# WORK TASK
Return every entry exactly. Leave nothing out.

# PROVIDED ENTRIES
Segment Open

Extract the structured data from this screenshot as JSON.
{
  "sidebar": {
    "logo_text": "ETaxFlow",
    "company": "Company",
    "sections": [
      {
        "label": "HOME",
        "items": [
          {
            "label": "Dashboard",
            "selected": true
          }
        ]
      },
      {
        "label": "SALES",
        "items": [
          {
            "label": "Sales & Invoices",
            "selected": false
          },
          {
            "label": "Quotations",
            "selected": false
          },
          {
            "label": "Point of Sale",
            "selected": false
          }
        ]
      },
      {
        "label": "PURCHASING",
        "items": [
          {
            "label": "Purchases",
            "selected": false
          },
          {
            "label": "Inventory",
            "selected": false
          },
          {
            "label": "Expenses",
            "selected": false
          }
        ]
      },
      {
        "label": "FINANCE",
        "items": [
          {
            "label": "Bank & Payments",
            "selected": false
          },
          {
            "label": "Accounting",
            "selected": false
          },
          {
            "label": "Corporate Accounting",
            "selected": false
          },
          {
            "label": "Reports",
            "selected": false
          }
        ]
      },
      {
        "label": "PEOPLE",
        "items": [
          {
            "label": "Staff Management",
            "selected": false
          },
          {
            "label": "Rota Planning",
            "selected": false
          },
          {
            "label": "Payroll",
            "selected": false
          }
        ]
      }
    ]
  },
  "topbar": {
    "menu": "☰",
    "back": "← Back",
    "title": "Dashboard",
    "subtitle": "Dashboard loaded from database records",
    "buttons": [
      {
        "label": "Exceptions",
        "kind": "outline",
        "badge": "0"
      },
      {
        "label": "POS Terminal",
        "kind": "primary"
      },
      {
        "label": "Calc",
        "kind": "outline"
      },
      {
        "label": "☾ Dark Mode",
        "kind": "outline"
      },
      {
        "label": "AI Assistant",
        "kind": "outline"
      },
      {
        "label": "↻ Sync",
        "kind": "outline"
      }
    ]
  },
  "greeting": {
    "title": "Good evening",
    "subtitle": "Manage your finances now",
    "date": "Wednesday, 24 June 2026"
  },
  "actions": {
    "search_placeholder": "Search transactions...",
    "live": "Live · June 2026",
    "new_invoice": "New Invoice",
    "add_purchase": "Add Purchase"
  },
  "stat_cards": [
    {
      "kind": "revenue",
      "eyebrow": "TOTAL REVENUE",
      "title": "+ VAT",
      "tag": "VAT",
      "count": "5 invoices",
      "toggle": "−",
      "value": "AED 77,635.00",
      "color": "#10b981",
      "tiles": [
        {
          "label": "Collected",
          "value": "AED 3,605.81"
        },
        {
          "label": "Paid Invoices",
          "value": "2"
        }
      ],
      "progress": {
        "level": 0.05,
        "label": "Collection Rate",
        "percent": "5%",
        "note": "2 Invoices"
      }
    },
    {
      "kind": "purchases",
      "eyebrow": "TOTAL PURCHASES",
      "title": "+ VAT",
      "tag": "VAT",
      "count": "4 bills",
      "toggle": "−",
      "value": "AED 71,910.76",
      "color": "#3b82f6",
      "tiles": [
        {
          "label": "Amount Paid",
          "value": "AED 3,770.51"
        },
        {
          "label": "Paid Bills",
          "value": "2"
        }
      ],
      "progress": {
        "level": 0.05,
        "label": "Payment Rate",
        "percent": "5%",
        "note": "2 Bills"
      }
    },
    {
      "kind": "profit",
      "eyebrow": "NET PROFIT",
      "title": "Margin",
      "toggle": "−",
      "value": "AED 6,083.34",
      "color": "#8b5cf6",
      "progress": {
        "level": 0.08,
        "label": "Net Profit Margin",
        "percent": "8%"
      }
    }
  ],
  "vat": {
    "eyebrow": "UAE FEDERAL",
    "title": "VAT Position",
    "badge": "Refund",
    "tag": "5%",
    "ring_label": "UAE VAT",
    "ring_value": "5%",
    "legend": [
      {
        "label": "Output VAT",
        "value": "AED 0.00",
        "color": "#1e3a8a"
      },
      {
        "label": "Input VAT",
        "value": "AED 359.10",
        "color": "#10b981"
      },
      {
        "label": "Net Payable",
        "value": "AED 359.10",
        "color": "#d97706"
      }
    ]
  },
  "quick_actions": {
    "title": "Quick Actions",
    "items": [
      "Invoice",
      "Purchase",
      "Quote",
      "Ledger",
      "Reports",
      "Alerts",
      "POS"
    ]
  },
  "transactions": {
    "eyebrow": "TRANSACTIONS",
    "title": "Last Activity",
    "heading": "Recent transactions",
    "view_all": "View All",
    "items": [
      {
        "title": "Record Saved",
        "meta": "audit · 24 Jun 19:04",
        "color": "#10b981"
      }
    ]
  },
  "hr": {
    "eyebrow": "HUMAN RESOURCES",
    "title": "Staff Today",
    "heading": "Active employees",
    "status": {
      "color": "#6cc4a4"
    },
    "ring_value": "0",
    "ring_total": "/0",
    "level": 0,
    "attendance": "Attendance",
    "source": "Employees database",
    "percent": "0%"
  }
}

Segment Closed

# RESPONSE TO THIS EXERCISE
Extract the structured data from this screenshot as JSON.
{
  "sidebar": {
    "logo_text": "ETaxFlow",
    "company": "Company",
    "sections": [
      {
        "label": "HOME",
        "items": [
          {
            "label": "Dashboard",
            "selected": true
          }
        ]
      },
      {
        "label": "SALES",
        "items": [
          {
            "label": "Sales & Invoices",
            "selected": false
          },
          {
            "label": "Quotations",
            "selected": false
          },
          {
            "label": "Point of Sale",
            "selected": false
          }
        ]
      },
      {
        "label": "PURCHASING",
        "items": [
          {
            "label": "Purchases",
            "selected": false
          },
          {
            "label": "Inventory",
            "selected": false
          },
          {
            "label": "Expenses",
            "selected": false
          }
        ]
      },
      {
        "label": "FINANCE",
        "items": [
          {
            "label": "Bank & Payments",
            "selected": false
          },
          {
            "label": "Accounting",
            "selected": false
          },
          {
            "label": "Corporate Accounting",
            "selected": false
          },
          {
            "label": "Reports",
            "selected": false
          }
        ]
      },
      {
        "label": "PEOPLE",
        "items": [
          {
            "label": "Staff Management",
            "selected": false
          },
          {
            "label": "Rota Planning",
            "selected": false
          },
          {
            "label": "Payroll",
            "selected": false
          }
        ]
      }
    ]
  },
  "topbar": {
    "menu": "☰",
    "back": "← Back",
    "title": "Dashboard",
    "subtitle": "Dashboard loaded from database records",
    "buttons": [
      {
        "label": "Exceptions",
        "kind": "outline",
        "badge": "0"
      },
      {
        "label": "POS Terminal",
        "kind": "primary"
      },
      {
        "label": "Calc",
        "kind": "outline"
      },
      {
        "label": "☾ Dark Mode",
        "kind": "outline"
      },
      {
        "label": "AI Assistant",
        "kind": "outline"
      },
      {
        "label": "↻ Sync",
        "kind": "outline"
      }
    ]
  },
  "greeting": {
    "title": "Good evening",
    "subtitle": "Manage your finances now",
    "date": "Wednesday, 24 June 2026"
  },
  "actions": {
    "search_placeholder": "Search transactions...",
    "live": "Live · June 2026",
    "new_invoice": "New Invoice",
    "add_purchase": "Add Purchase"
  },
  "stat_cards": [
    {
      "kind": "revenue",
      "eyebrow": "TOTAL REVENUE",
      "title": "+ VAT",
      "tag": "VAT",
      "count": "5 invoices",
      "toggle": "−",
      "value": "AED 77,635.00",
      "color": "#10b981",
      "tiles": [
        {
          "label": "Collected",
          "value": "AED 3,605.81"
        },
        {
          "label": "Paid Invoices",
          "value": "2"
        }
      ],
      "progress": {
        "level": 0.05,
        "label": "Collection Rate",
        "percent": "5%",
        "note": "2 Invoices"
      }
    },
    {
      "kind": "purchases",
      "eyebrow": "TOTAL PURCHASES",
      "title": "+ VAT",
      "tag": "VAT",
      "count": "4 bills",
      "toggle": "−",
      "value": "AED 71,910.76",
      "color": "#3b82f6",
      "tiles": [
        {
          "label": "Amount Paid",
          "value": "AED 3,770.51"
        },
        {
          "label": "Paid Bills",
          "value": "2"
        }
      ],
      "progress": {
        "level": 0.05,
        "label": "Payment Rate",
        "percent": "5%",
        "note": "2 Bills"
      }
    },
    {
      "kind": "profit",
      "eyebrow": "NET PROFIT",
      "title": "Margin",
      "toggle": "−",
      "value": "AED 6,083.34",
      "color": "#8b5cf6",
      "progress": {
        "level": 0.08,
        "label": "Net Profit Margin",
        "percent": "8%"
      }
    }
  ],
  "vat": {
    "eyebrow": "UAE FEDERAL",
    "title": "VAT Position",
    "badge": "Refund",
    "tag": "5%",
    "ring_label": "UAE VAT",
    "ring_value": "5%",
    "legend": [
      {
        "label": "Output VAT",
        "value": "AED 0.00",
        "color": "#1e3a8a"
      },
      {
        "label": "Input VAT",
        "value": "AED 359.10",
        "color": "#10b981"
      },
      {
        "label": "Net Payable",
        "value": "AED 359.10",
        "color": "#d97706"
      }
    ]
  },
  "quick_actions": {
    "title": "Quick Actions",
    "items": [
      "Invoice",
      "Purchase",
      "Quote",
      "Ledger",
      "Reports",
      "Alerts",
      "POS"
    ]
  },
  "transactions": {
    "eyebrow": "TRANSACTIONS",
    "title": "Last Activity",
    "heading": "Recent transactions",
    "view_all": "View All",
    "items": [
      {
        "title": "Record Saved",
        "meta": "audit · 24 Jun 19:04",
        "color": "#10b981"
      }
    ]
  },
  "hr": {
    "eyebrow": "HUMAN RESOURCES",
    "title": "Staff Today",
    "heading": "Active employees",
    "status": {
      "color": "#6cc4a4"
    },
    "ring_value": "0",
    "ring_total": "/0",
    "level": 0,
    "attendance": "Attendance",
    "source": "Employees database",
    "percent": "0%"
  }
}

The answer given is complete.